> _Your assignment_
Your answer should repeat every record verbatim.

** Opening Data block **

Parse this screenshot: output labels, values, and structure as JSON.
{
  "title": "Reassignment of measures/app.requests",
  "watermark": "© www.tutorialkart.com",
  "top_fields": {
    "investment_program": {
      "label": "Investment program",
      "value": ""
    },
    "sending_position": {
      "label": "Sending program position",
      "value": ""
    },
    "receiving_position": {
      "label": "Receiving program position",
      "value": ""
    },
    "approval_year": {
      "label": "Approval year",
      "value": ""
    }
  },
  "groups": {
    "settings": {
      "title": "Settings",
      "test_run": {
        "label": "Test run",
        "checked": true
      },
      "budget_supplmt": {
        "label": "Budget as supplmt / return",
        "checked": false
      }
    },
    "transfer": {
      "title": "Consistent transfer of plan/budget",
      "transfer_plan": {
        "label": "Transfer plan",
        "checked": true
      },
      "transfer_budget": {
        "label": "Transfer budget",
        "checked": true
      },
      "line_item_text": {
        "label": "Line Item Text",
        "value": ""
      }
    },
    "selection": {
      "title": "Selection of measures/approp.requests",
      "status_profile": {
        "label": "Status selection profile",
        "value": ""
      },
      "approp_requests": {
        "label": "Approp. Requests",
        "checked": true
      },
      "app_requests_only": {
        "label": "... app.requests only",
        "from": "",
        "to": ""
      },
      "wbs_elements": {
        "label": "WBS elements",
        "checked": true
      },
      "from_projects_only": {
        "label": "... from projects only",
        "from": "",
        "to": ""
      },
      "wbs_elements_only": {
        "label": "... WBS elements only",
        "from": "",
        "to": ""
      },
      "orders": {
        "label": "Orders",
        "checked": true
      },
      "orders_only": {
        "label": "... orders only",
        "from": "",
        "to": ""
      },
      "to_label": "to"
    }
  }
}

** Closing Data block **

> _Output of the exercise_
Parse this screenshot: output labels, values, and structure as JSON.
{
  "title": "Reassignment of measures/app.requests",
  "watermark": "© www.tutorialkart.com",
  "top_fields": {
    "investment_program": {
      "label": "Investment program",
      "value": ""
    },
    "sending_position": {
      "label": "Sending program position",
      "value": ""
    },
    "receiving_position": {
      "label": "Receiving program position",
      "value": ""
    },
    "approval_year": {
      "label": "Approval year",
      "value": ""
    }
  },
  "groups": {
    "settings": {
      "title": "Settings",
      "test_run": {
        "label": "Test run",
        "checked": true
      },
      "budget_supplmt": {
        "label": "Budget as supplmt / return",
        "checked": false
      }
    },
    "transfer": {
      "title": "Consistent transfer of plan/budget",
      "transfer_plan": {
        "label": "Transfer plan",
        "checked": true
      },
      "transfer_budget": {
        "label": "Transfer budget",
        "checked": true
      },
      "line_item_text": {
        "label": "Line Item Text",
        "value": ""
      }
    },
    "selection": {
      "title": "Selection of measures/approp.requests",
      "status_profile": {
        "label": "Status selection profile",
        "value": ""
      },
      "approp_requests": {
        "label": "Approp. Requests",
        "checked": true
      },
      "app_requests_only": {
        "label": "... app.requests only",
        "from": "",
        "to": ""
      },
      "wbs_elements": {
        "label": "WBS elements",
        "checked": true
      },
      "from_projects_only": {
        "label": "... from projects only",
        "from": "",
        "to": ""
      },
      "wbs_elements_only": {
        "label": "... WBS elements only",
        "from": "",
        "to": ""
      },
      "orders": {
        "label": "Orders",
        "checked": true
      },
      "orders_only": {
        "label": "... orders only",
        "from": "",
        "to": ""
      },
      "to_label": "to"
    }
  }
}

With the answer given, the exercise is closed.